Data to use Start Marker

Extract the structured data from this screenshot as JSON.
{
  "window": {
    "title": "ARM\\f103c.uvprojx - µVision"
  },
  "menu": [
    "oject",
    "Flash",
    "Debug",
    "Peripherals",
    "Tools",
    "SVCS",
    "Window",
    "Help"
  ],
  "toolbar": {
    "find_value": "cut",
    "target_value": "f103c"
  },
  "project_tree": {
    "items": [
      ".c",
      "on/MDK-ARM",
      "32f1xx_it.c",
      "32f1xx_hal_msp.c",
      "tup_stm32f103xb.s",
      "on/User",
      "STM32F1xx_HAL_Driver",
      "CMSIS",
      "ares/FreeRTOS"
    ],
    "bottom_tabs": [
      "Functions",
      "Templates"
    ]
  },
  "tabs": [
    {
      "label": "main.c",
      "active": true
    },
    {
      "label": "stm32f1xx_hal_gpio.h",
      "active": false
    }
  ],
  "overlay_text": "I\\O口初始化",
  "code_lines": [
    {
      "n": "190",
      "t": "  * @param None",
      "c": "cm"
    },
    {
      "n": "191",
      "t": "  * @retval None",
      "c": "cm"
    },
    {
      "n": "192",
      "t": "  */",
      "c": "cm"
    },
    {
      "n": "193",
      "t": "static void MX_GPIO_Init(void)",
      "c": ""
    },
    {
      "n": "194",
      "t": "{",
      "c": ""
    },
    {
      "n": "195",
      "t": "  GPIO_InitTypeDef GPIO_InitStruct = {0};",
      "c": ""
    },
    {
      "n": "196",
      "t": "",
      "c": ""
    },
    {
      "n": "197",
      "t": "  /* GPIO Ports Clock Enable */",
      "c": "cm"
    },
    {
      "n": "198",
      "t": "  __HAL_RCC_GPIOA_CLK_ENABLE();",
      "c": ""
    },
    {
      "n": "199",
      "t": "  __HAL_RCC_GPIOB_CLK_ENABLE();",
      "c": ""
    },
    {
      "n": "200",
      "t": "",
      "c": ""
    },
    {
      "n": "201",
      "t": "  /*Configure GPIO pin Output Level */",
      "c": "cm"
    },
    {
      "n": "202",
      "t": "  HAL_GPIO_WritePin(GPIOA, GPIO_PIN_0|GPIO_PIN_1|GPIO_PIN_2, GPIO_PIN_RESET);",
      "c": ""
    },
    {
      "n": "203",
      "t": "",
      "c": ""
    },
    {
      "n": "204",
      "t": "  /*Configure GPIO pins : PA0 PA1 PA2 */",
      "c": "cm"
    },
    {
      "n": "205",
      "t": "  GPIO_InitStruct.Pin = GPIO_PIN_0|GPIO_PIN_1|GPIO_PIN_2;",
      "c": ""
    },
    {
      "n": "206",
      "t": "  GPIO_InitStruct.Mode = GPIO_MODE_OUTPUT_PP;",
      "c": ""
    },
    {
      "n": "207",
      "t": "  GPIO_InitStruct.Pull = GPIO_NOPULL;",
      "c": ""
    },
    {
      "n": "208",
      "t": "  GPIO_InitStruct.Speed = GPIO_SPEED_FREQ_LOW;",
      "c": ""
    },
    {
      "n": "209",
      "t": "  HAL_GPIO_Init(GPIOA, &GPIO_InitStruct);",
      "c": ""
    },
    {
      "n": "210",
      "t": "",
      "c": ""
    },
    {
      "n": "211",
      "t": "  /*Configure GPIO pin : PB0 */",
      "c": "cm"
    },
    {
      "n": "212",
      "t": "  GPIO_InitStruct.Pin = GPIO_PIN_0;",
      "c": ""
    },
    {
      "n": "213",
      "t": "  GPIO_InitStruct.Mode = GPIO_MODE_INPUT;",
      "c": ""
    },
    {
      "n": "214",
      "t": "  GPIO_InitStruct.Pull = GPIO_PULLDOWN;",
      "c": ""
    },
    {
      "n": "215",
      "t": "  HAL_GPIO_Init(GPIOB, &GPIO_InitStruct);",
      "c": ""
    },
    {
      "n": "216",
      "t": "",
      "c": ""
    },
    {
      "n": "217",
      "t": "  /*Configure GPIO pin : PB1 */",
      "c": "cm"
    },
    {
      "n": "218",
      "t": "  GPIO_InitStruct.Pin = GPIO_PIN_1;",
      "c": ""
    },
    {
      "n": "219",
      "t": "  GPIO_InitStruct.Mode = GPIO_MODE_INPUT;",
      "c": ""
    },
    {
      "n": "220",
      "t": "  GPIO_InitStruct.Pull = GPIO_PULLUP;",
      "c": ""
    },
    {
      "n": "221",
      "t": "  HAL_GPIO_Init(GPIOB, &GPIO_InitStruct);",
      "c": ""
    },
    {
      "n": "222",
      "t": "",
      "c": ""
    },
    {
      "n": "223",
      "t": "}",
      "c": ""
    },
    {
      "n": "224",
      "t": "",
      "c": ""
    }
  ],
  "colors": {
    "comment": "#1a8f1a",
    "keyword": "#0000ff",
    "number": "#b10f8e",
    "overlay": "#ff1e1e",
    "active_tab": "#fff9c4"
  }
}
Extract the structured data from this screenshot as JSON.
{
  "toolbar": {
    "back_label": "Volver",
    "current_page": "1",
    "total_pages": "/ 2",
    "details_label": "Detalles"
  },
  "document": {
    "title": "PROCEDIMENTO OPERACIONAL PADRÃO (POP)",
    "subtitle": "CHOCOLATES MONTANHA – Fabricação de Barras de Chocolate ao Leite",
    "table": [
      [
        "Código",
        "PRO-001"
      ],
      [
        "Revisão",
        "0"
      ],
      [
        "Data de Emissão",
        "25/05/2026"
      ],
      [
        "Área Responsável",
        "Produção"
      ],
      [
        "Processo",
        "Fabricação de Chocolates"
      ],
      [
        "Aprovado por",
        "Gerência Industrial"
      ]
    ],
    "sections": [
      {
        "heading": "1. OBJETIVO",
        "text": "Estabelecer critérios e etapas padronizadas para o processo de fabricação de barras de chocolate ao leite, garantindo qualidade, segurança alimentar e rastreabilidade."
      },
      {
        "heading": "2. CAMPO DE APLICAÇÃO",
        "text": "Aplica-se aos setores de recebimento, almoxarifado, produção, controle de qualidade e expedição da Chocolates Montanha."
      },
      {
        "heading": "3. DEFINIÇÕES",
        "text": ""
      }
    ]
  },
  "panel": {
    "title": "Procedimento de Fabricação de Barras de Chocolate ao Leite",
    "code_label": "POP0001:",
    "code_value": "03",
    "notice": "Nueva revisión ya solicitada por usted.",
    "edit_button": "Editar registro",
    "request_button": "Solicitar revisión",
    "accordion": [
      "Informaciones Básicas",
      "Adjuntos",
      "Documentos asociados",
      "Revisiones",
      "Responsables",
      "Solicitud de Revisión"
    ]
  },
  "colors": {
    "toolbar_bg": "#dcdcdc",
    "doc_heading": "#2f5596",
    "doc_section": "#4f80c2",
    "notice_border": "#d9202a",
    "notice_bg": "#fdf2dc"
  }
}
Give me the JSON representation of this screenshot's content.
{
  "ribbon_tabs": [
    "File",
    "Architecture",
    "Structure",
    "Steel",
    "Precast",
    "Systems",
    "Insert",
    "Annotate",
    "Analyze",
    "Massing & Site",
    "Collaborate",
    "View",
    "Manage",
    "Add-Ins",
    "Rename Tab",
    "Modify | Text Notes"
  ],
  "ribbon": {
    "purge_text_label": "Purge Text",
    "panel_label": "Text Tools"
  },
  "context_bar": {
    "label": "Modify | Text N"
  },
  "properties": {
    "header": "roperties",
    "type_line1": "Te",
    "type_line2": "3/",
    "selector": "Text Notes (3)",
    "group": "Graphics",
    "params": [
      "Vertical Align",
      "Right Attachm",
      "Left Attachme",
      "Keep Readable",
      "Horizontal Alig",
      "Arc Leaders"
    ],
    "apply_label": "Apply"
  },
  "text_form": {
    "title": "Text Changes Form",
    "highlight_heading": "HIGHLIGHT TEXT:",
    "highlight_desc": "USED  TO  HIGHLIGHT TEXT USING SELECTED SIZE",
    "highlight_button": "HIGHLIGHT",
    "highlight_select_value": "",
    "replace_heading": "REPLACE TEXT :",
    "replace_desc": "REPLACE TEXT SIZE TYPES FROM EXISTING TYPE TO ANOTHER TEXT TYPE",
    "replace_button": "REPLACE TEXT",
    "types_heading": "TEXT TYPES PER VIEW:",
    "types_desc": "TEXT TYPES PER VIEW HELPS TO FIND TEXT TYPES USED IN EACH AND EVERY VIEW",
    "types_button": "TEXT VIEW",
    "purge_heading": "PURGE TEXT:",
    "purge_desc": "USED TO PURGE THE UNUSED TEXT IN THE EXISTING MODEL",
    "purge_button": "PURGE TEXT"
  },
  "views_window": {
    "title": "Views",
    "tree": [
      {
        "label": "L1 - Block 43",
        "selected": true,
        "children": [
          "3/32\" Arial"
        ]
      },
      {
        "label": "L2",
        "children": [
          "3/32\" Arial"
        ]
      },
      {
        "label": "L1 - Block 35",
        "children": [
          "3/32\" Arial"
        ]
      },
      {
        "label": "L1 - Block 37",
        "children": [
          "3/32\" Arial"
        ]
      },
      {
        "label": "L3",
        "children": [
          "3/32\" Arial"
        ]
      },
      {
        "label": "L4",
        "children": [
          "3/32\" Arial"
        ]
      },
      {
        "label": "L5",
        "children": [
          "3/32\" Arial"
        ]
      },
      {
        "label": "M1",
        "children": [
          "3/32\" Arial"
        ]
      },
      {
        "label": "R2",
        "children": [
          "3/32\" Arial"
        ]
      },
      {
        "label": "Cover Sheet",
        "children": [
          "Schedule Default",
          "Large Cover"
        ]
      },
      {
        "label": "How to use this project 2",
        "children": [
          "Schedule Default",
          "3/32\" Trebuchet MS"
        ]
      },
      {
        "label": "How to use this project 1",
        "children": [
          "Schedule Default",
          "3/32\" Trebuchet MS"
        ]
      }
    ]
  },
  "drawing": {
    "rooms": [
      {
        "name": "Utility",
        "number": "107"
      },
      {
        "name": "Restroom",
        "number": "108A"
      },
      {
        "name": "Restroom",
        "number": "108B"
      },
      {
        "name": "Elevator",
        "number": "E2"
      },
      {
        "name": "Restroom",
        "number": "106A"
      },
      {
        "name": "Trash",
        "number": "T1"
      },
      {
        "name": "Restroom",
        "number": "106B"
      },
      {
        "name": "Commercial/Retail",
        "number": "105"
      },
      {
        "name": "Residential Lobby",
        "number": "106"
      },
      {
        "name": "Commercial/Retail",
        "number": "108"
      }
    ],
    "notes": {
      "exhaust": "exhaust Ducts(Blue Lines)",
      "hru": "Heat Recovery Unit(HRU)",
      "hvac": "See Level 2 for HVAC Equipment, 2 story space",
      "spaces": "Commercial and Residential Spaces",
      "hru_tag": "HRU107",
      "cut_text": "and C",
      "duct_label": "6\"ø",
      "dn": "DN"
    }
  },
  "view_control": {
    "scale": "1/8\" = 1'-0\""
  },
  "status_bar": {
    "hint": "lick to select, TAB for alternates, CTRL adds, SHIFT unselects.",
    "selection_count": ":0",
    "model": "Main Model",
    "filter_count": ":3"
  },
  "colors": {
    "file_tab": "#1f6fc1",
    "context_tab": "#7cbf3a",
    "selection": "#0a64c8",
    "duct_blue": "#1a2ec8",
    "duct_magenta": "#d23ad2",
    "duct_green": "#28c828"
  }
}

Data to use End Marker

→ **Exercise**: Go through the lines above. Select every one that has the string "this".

→ **Result of the task**:
Extract the structured data from this screenshot as JSON.
Extract the structured data from this screenshot as JSON.
Give me the JSON representation of this screenshot's content.
        "label": "How to use this project 2",
        "label": "How to use this project 1",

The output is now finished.